"It all happened in a split second," McCracken recalled. "God had his hands on all of us that day."
Katie and Russell Zettle also heard the screams and helped Polak and McCracken continue CPR on both children. Neither had been trained in the resuscitation technique.
Niagara County Sheriff James R. Voutour praised the work of the three as instrumental in helping to save the children during the three minutes before sheriff's deputies, firefighters and emergency medical technicians arrived at the Homeyer Road home.
"We all know that we had a happy ending that day," Voutour said.
"A hero is an ordinary person who does extraordinary work. Everybody on that team, the civilians, the neighbors, the mom -- no one will disagree that was extraordinary work."
Voutour also extended his praise to the 27 rescue workers from the Niagara County Sheriff's Office, the St. Johnsburg Fire Company, Tri-Community Ambulance, the North Tonawanda Fire Department and Rural/Metro Medical Services who responded to the call of a "possible double-pediatric cardiac arrest."
And he praised Michaela's mother, Tracy Polak, for her quick thinking. "The actions of Tracy, I think, go above the term 'hero,' " Voutour said.
"When you see children in a pool and one of them is yours, anybody else would have panicked. Tracy didn't panic. She did everything right."
Life for Eddie and Michaela has returned to normal in recent weeks. Eddie is back playing football as a wide receiver for a team in a local league. Michaela is dancing and attending Girl Scouts. The accident, their families said, hasn't slowed them down a bit.

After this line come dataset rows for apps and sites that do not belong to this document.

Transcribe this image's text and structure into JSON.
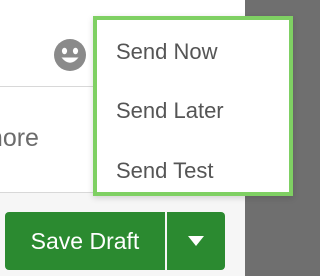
{
  "composer": {
    "emoji_icon": "smiley-face-icon",
    "more_partial_label": "more"
  },
  "footer": {
    "save_label": "Save Draft",
    "caret_icon": "caret-down-icon",
    "accent_color": "#2b8a30"
  },
  "send_menu": {
    "highlight_color": "#7fd063",
    "items": [
      {
        "label": "Send Now"
      },
      {
        "label": "Send Later"
      },
      {
        "label": "Send Test"
      }
    ]
  }
}
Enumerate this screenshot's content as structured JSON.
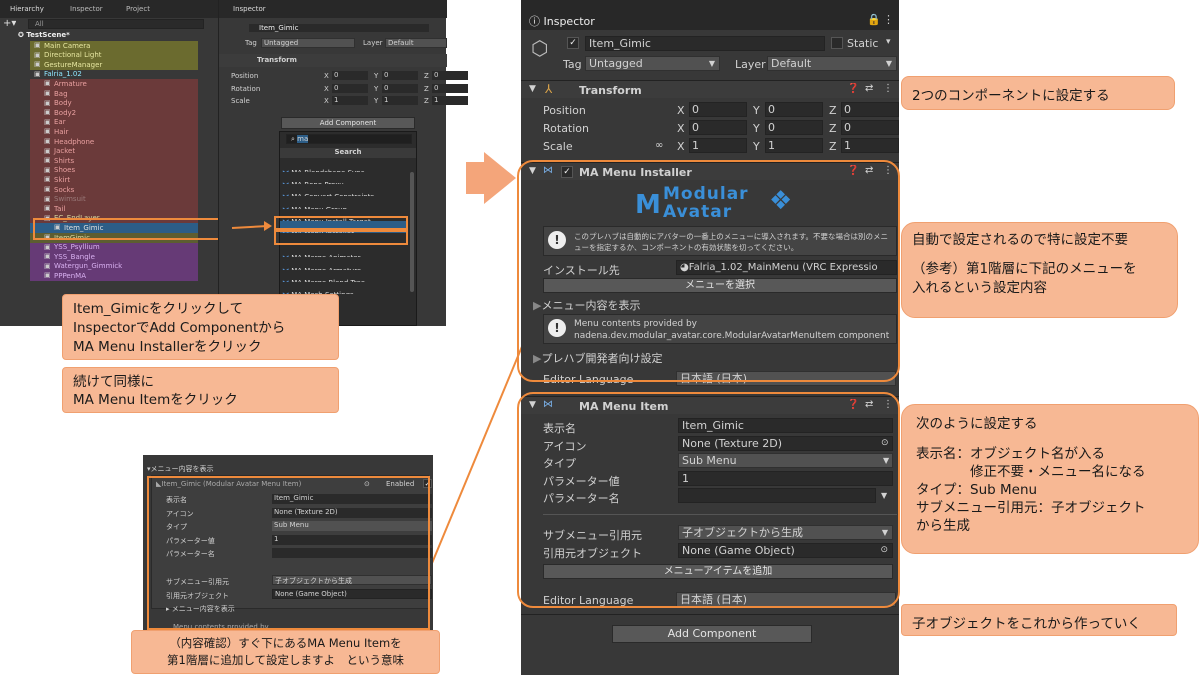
{
  "colors": {
    "accent": "#ee8a3c",
    "callout_bg": "#f7b894",
    "selection": "#2c5d87",
    "panel": "#383838"
  },
  "hierarchy": {
    "tabs": [
      "Hierarchy",
      "Inspector",
      "Project"
    ],
    "search": "All",
    "scene": "TestScene*",
    "items": [
      {
        "label": "Main Camera",
        "color": "#e6e6a0",
        "indent": 1
      },
      {
        "label": "Directional Light",
        "color": "#e6e6a0",
        "indent": 1
      },
      {
        "label": "GestureManager",
        "color": "#e6e6a0",
        "indent": 1
      },
      {
        "label": "Falria_1.02",
        "color": "#8ee6ff",
        "indent": 1
      },
      {
        "label": "Armature",
        "color": "#e9a0a0",
        "indent": 2
      },
      {
        "label": "Bag",
        "color": "#e9a0a0",
        "indent": 2
      },
      {
        "label": "Body",
        "color": "#e9a0a0",
        "indent": 2
      },
      {
        "label": "Body2",
        "color": "#e9a0a0",
        "indent": 2
      },
      {
        "label": "Ear",
        "color": "#e9a0a0",
        "indent": 2
      },
      {
        "label": "Hair",
        "color": "#e9a0a0",
        "indent": 2
      },
      {
        "label": "Headphone",
        "color": "#e9a0a0",
        "indent": 2
      },
      {
        "label": "Jacket",
        "color": "#e9a0a0",
        "indent": 2
      },
      {
        "label": "Shirts",
        "color": "#e9a0a0",
        "indent": 2
      },
      {
        "label": "Shoes",
        "color": "#e9a0a0",
        "indent": 2
      },
      {
        "label": "Skirt",
        "color": "#e9a0a0",
        "indent": 2
      },
      {
        "label": "Socks",
        "color": "#e9a0a0",
        "indent": 2
      },
      {
        "label": "Swimsuit",
        "color": "#9a7a7a",
        "indent": 2
      },
      {
        "label": "Tail",
        "color": "#e9a0a0",
        "indent": 2
      },
      {
        "label": "EC_EndLayer",
        "color": "#d7d79e",
        "indent": 2
      },
      {
        "label": "Item_Gimic",
        "color": "#e0e0e0",
        "indent": 3,
        "selected": true
      },
      {
        "label": "ItemGimic",
        "color": "#d7d79e",
        "indent": 2
      },
      {
        "label": "YSS_Psyllium",
        "color": "#d8b0f0",
        "indent": 2
      },
      {
        "label": "YSS_Bangle",
        "color": "#d8b0f0",
        "indent": 2
      },
      {
        "label": "Watergun_Gimmick",
        "color": "#d8b0f0",
        "indent": 2
      },
      {
        "label": "PPPenMA",
        "color": "#d8b0f0",
        "indent": 2
      }
    ]
  },
  "small_inspector": {
    "tab": "Inspector",
    "object_name": "Item_Gimic",
    "tag_label": "Tag",
    "tag_value": "Untagged",
    "layer_label": "Layer",
    "layer_value": "Default",
    "transform_title": "Transform",
    "position_label": "Position",
    "rotation_label": "Rotation",
    "scale_label": "Scale",
    "pos": [
      "0",
      "0",
      "0"
    ],
    "rot": [
      "0",
      "0",
      "0"
    ],
    "scl": [
      "1",
      "1",
      "1"
    ],
    "add_component": "Add Component",
    "search_text": "ma",
    "search_header": "Search",
    "results": [
      "MA Blendshape Sync",
      "MA Bone Proxy",
      "MA Convert Constraints",
      "MA Menu Group",
      "MA Menu Install Target",
      "MA Menu Installer",
      "MA Menu Item",
      "MA Merge Animator",
      "MA Merge Armature",
      "MA Merge Blend Tree",
      "MA Mesh Settings",
      "MA ...Blocker"
    ]
  },
  "callouts": {
    "c1": [
      "Item_Gimicをクリックして",
      "InspectorでAdd Componentから",
      "MA Menu Installerをクリック"
    ],
    "c2": [
      "続けて同様に",
      "MA Menu Itemをクリック"
    ],
    "c3": [
      "（内容確認）すぐ下にあるMA Menu Itemを",
      "第1階層に追加して設定しますよ　という意味"
    ],
    "r1": "2つのコンポーネントに設定する",
    "r2": [
      "自動で設定されるので特に設定不要",
      "",
      "（参考）第1階層に下記のメニューを",
      "入れるという設定内容"
    ],
    "r3": [
      "次のように設定する",
      "",
      "表示名：オブジェクト名が入る",
      "　　　　修正不要・メニュー名になる",
      "タイプ：Sub Menu",
      "サブメニュー引用元：子オブジェクト",
      "から生成"
    ],
    "r4": "子オブジェクトをこれから作っていく"
  },
  "preview": {
    "header": "メニュー内容を表示",
    "component": "Item_Gimic (Modular Avatar Menu Item)",
    "enabled": "Enabled",
    "rows": [
      {
        "label": "表示名",
        "value": "Item_Gimic"
      },
      {
        "label": "アイコン",
        "value": "None (Texture 2D)"
      },
      {
        "label": "タイプ",
        "value": "Sub Menu"
      },
      {
        "label": "パラメーター値",
        "value": "1"
      },
      {
        "label": "パラメーター名",
        "value": ""
      }
    ],
    "submenu_label": "サブメニュー引用元",
    "submenu_value": "子オブジェクトから生成",
    "src_label": "引用元オブジェクト",
    "src_value": "None (Game Object)",
    "show_label": "メニュー内容を表示",
    "cut": "Menu contents provided by"
  },
  "inspector": {
    "tab": "Inspector",
    "object_name": "Item_Gimic",
    "static": "Static",
    "tag_label": "Tag",
    "tag_value": "Untagged",
    "layer_label": "Layer",
    "layer_value": "Default",
    "transform_title": "Transform",
    "position_label": "Position",
    "rotation_label": "Rotation",
    "scale_label": "Scale",
    "pos": [
      "0",
      "0",
      "0"
    ],
    "rot": [
      "0",
      "0",
      "0"
    ],
    "scl": [
      "1",
      "1",
      "1"
    ],
    "axis": [
      "X",
      "Y",
      "Z"
    ],
    "installer_title": "MA Menu Installer",
    "logo_top": "Modular",
    "logo_bottom": "Avatar",
    "info1_line1": "このプレハブは自動的にアバターの一番上のメニューに導入されます。不要な場合は別のメニ",
    "info1_line2": "ューを指定するか、コンポーネントの有効状態を切ってください。",
    "install_label": "インストール先",
    "install_value": "Falria_1.02_MainMenu (VRC Expressio",
    "select_menu": "メニューを選択",
    "show_menu": "メニュー内容を表示",
    "info2_line1": "Menu contents provided by",
    "info2_line2": "nadena.dev.modular_avatar.core.ModularAvatarMenuItem component",
    "prefab_dev": "プレハブ開発者向け設定",
    "editor_lang_label": "Editor Language",
    "editor_lang_value": "日本語 (日本)",
    "item_title": "MA Menu Item",
    "item_rows": [
      {
        "label": "表示名",
        "value": "Item_Gimic"
      },
      {
        "label": "アイコン",
        "value": "None (Texture 2D)"
      },
      {
        "label": "タイプ",
        "value": "Sub Menu"
      },
      {
        "label": "パラメーター値",
        "value": "1"
      },
      {
        "label": "パラメーター名",
        "value": ""
      }
    ],
    "submenu_label": "サブメニュー引用元",
    "submenu_value": "子オブジェクトから生成",
    "src_label": "引用元オブジェクト",
    "src_value": "None (Game Object)",
    "add_item": "メニューアイテムを追加",
    "add_component": "Add Component"
  }
}
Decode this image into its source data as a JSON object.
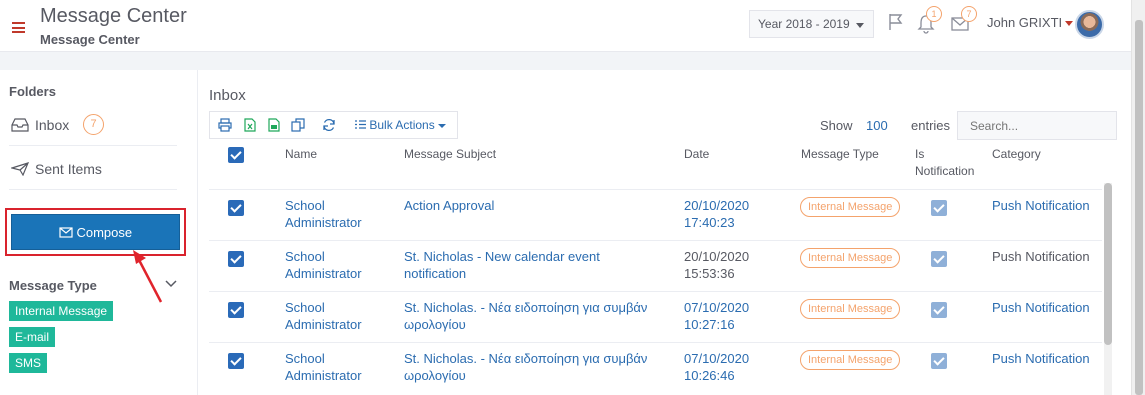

Eddie, his great-aunt said, came home from the hospital a day after the accident and went to see a doctor that Friday.
"By Monday," she said, "he was back at football."